It’s a world of sound bites, nothing is more apparent as we enter the week of the presidential debates starting. It was even a day when Bill O’Reilly said the word zinger. So as information gets more compressed to almost meaningless moments held separate from context or meaning I have to ask the question:
When was the last time you listened to the whole album?
Of course in the i-tunes world we can choose the playlist or let the genius button do it for us, We don’t have to appreciate the running order or track list, the artistry of compiling a whole piece an experience if you like. Also there appear to be more greatest hits packages than ever before allowing us to only hear the songs that the compiler considers greatest. With artists that specialized in the long extended album this can get difficult and don’t mention the box set and what that has done to us. Then there is the extended, repackaged album with extras and extras on top of the extras. We have chopped, cut up, compressed compiled and boxed our way so far away from the listening experience it is hard to know if any one knows what the album used to mean.
Don’t get me wrong I love my i-pod with it’s playlists and random play function as much as the next person obsessed with technology. I was excited when technology allowed us to burn our own compilations on CD and the mp3 playlist in the car is a life saver at times. I have to admit though that I have gone away from listening to the album in order, the ebb and flow of the music as it unveils itself the way the artist compiled it, with no extras or outtakes. I don’t miss the crackle of old vinyl though but I do miss the album sleeves with their art work and folds and creases and information.
I miss music being a shared experience now we are all plugged into our ear buds and private worlds. We share playlists on spotify and social networking sites rather than passing around albums or inviting a friend over to hang out and listen. I remember when Blind by the Icicle Works was released gathering in a dingy smoky room to play the record. We played it three times that night trying to make sense of the various stylistic turns the band were making on every cut. We did the same when Dave bought Sheikh Yerbouti by Zappa, laughing at the coarse humor and wondering at the music, there was eight of us in the room talking laughing and arguing about the music. Last week I bought Tempest by Dylan, well I downloaded it, listened on ear buds and then told my son he should put it on his i-pod. At no point have we played it together or talked about the music or lyrics.

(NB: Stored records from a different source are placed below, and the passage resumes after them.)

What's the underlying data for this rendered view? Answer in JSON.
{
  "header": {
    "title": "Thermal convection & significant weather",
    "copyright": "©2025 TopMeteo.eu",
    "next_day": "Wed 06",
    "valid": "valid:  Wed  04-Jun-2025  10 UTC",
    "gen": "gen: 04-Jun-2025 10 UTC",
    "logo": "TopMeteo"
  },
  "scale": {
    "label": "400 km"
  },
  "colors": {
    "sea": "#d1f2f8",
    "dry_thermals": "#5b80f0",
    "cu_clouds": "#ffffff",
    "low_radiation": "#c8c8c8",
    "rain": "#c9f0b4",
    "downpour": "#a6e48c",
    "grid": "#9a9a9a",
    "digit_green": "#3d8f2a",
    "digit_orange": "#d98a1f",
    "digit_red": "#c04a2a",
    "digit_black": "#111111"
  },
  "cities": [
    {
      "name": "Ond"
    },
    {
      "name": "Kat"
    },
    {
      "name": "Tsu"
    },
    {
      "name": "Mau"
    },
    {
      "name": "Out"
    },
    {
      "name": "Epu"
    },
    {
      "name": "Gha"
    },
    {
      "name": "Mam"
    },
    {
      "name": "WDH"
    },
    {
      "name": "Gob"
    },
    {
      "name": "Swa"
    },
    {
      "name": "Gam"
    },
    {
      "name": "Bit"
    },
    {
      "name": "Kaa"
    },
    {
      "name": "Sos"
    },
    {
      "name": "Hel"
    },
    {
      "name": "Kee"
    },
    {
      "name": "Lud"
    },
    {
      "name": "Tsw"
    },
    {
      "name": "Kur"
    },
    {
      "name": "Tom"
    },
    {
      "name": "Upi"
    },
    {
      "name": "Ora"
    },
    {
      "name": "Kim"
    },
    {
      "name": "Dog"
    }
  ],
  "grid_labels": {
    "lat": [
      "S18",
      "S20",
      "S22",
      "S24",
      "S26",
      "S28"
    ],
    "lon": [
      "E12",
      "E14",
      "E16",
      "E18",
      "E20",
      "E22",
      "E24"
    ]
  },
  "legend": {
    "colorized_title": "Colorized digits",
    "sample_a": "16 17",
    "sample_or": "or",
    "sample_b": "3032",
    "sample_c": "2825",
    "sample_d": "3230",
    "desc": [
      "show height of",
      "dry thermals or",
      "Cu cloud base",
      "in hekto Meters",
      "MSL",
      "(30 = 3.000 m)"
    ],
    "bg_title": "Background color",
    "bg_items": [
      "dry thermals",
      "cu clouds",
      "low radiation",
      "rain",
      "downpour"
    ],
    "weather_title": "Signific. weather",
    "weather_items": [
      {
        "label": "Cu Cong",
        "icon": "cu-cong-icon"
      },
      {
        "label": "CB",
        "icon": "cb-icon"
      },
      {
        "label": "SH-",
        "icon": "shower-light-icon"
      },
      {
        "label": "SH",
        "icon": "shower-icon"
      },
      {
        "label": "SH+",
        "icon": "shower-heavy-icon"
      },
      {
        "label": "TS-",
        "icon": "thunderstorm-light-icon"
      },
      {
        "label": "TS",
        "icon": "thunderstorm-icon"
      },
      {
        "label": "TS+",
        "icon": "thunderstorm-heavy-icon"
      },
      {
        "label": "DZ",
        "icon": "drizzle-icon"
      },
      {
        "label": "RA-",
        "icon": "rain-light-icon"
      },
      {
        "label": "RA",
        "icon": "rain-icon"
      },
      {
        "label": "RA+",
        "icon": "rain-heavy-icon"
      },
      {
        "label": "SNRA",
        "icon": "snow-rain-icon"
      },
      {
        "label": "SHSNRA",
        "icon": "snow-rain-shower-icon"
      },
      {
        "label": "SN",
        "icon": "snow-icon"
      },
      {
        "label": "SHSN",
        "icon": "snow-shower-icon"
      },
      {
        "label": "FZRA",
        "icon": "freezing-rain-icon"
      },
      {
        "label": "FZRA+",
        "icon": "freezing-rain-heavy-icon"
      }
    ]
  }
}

This weekend I was in the library and found 1000 Recording You Should Listen to Before You Die by Tom Moon, he has a blog here:
Looking at the book I thought about changing my listening habits. For a year I am only going to listen to whole albums. Maybe not the list in the book but albums I find important to me. I am going to rediscover old favorites, listen to new recordings and maybe even invite some friends over to listen along at times. I am going to play albums as I cook, drive and hang out. I am going to limit the use of ear buds to walks, runs and mowing the lawn, I am going to share the music with the people I love and talk about it again, I may even keep a record at times here if I remember.
This weeks list so far:
King Sunny Ade-Best of the classic years
Frank Zappa-One Size Fits All
Mumford and Sons-Babel
The Byrds-Younger Than Yesterday
Crosby Stills and Nash-1st Album
Of Monsters and Men-My Head Is an Animal
I played some of these twice it was so much fun.
I also began Neil Young’s autobiography/memoir Waging Heavy Peace which is one of the most unusually written books I have ever read. It really is liking sitting down with Neil and having a conversation. In reality if there was one artist I would love to do this with it would be Neil Young, although I would undoubtedly be so tongue tied I would never ask a question never mind actually remembering any of it.